(Website and app data records)
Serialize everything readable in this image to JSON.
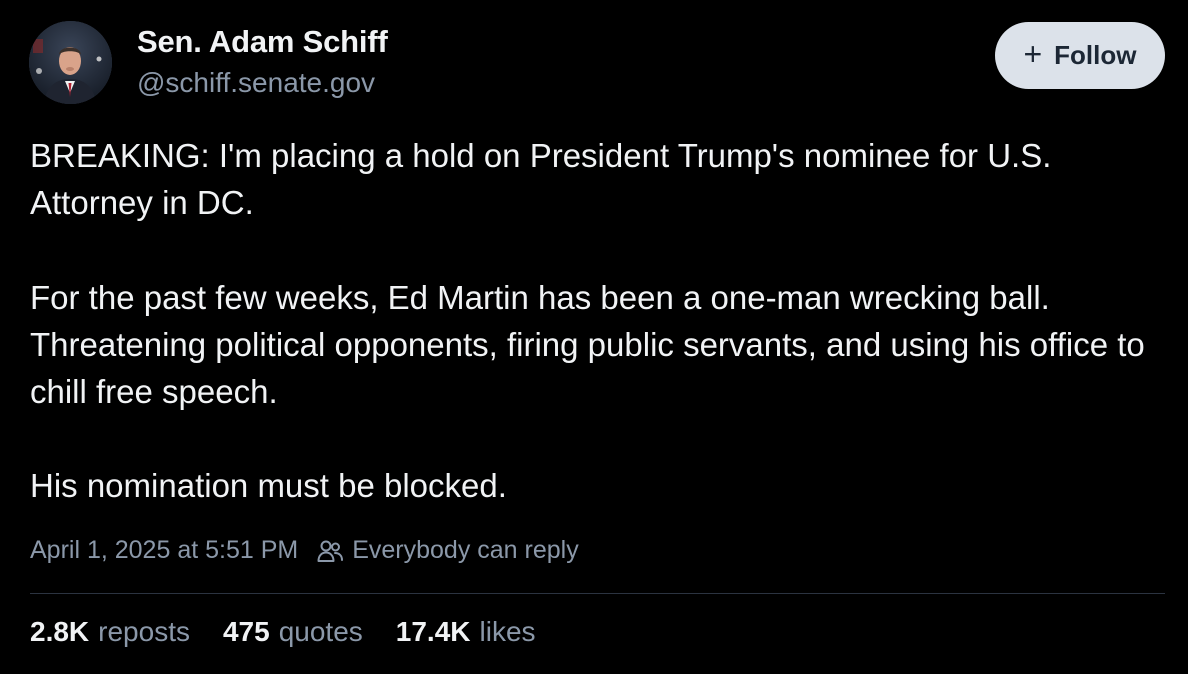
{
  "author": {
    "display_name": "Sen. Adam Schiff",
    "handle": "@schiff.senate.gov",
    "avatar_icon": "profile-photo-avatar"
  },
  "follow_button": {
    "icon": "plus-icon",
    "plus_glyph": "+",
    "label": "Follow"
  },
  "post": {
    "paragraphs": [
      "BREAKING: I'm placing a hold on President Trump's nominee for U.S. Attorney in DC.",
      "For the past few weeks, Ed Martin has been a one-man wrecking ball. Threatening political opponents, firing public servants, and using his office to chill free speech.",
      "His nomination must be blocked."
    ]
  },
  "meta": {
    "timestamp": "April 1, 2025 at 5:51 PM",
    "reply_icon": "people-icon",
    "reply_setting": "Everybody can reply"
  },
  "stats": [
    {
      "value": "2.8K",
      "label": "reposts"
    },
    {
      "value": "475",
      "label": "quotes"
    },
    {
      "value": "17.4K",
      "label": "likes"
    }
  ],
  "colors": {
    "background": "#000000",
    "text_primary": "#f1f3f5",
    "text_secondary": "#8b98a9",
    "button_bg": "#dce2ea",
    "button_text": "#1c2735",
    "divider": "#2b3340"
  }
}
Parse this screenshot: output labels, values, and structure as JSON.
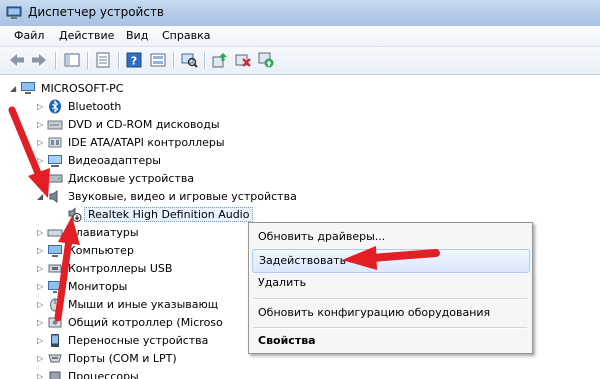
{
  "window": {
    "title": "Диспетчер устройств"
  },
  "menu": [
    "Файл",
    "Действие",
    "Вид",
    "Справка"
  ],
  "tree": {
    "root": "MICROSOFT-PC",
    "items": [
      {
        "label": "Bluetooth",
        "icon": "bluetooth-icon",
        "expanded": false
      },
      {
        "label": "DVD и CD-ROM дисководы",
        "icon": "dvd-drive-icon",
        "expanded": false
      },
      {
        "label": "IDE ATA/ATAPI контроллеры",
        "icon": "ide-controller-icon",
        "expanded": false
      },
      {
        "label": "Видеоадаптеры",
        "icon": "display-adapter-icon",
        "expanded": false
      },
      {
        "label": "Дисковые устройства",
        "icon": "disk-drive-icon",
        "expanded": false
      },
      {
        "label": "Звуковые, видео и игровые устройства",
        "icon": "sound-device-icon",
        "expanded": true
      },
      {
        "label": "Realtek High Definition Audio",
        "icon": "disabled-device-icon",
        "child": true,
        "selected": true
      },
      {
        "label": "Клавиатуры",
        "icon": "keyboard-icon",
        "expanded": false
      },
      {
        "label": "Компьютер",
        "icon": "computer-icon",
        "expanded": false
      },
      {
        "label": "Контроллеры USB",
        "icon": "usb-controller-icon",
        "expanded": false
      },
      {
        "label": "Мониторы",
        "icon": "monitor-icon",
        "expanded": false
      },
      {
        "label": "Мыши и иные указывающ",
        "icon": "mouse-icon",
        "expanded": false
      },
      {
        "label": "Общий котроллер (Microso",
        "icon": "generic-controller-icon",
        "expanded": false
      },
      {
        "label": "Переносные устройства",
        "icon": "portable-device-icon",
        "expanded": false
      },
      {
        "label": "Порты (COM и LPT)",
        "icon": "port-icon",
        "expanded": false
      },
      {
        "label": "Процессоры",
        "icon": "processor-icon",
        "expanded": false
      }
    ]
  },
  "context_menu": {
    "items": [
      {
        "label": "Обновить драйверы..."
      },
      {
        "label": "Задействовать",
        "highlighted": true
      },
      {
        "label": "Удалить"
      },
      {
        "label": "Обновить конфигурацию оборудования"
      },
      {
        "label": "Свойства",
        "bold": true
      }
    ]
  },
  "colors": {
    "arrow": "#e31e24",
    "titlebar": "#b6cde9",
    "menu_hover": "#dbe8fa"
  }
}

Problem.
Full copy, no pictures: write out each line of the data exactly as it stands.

Solved exercise.
Serialize everything readable in this image to JSON.
{
  "author": {
    "display_name": "Sen. Adam Schiff",
    "handle": "@schiff.senate.gov",
    "avatar_icon": "profile-photo-avatar"
  },
  "follow_button": {
    "icon": "plus-icon",
    "plus_glyph": "+",
    "label": "Follow"
  },
  "post": {
    "paragraphs": [
      "BREAKING: I'm placing a hold on President Trump's nominee for U.S. Attorney in DC.",
      "For the past few weeks, Ed Martin has been a one-man wrecking ball. Threatening political opponents, firing public servants, and using his office to chill free speech.",
      "His nomination must be blocked."
    ]
  },
  "meta": {
    "timestamp": "April 1, 2025 at 5:51 PM",
    "reply_icon": "people-icon",
    "reply_setting": "Everybody can reply"
  },
  "stats": [
    {
      "value": "2.8K",
      "label": "reposts"
    },
    {
      "value": "475",
      "label": "quotes"
    },
    {
      "value": "17.4K",
      "label": "likes"
    }
  ],
  "colors": {
    "background": "#000000",
    "text_primary": "#f1f3f5",
    "text_secondary": "#8b98a9",
    "button_bg": "#dce2ea",
    "button_text": "#1c2735",
    "divider": "#2b3340"
  }
}
Parse this screenshot: output labels, values, and structure as JSON.
{
  "window": {
    "title": "Диспетчер устройств"
  },
  "menu": [
    "Файл",
    "Действие",
    "Вид",
    "Справка"
  ],
  "tree": {
    "root": "MICROSOFT-PC",
    "items": [
      {
        "label": "Bluetooth",
        "icon": "bluetooth-icon",
        "expanded": false
      },
      {
        "label": "DVD и CD-ROM дисководы",
        "icon": "dvd-drive-icon",
        "expanded": false
      },
      {
        "label": "IDE ATA/ATAPI контроллеры",
        "icon": "ide-controller-icon",
        "expanded": false
      },
      {
        "label": "Видеоадаптеры",
        "icon": "display-adapter-icon",
        "expanded": false
      },
      {
        "label": "Дисковые устройства",
        "icon": "disk-drive-icon",
        "expanded": false
      },
      {
        "label": "Звуковые, видео и игровые устройства",
        "icon": "sound-device-icon",
        "expanded": true
      },
      {
        "label": "Realtek High Definition Audio",
        "icon": "disabled-device-icon",
        "child": true,
        "selected": true
      },
      {
        "label": "Клавиатуры",
        "icon": "keyboard-icon",
        "expanded": false
      },
      {
        "label": "Компьютер",
        "icon": "computer-icon",
        "expanded": false
      },
      {
        "label": "Контроллеры USB",
        "icon": "usb-controller-icon",
        "expanded": false
      },
      {
        "label": "Мониторы",
        "icon": "monitor-icon",
        "expanded": false
      },
      {
        "label": "Мыши и иные указывающ",
        "icon": "mouse-icon",
        "expanded": false
      },
      {
        "label": "Общий котроллер (Microso",
        "icon": "generic-controller-icon",
        "expanded": false
      },
      {
        "label": "Переносные устройства",
        "icon": "portable-device-icon",
        "expanded": false
      },
      {
        "label": "Порты (COM и LPT)",
        "icon": "port-icon",
        "expanded": false
      },
      {
        "label": "Процессоры",
        "icon": "processor-icon",
        "expanded": false
      }
    ]
  },
  "context_menu": {
    "items": [
      {
        "label": "Обновить драйверы..."
      },
      {
        "label": "Задействовать",
        "highlighted": true
      },
      {
        "label": "Удалить"
      },
      {
        "label": "Обновить конфигурацию оборудования"
      },
      {
        "label": "Свойства",
        "bold": true
      }
    ]
  },
  "colors": {
    "arrow": "#e31e24",
    "titlebar": "#b6cde9",
    "menu_hover": "#dbe8fa"
  }
}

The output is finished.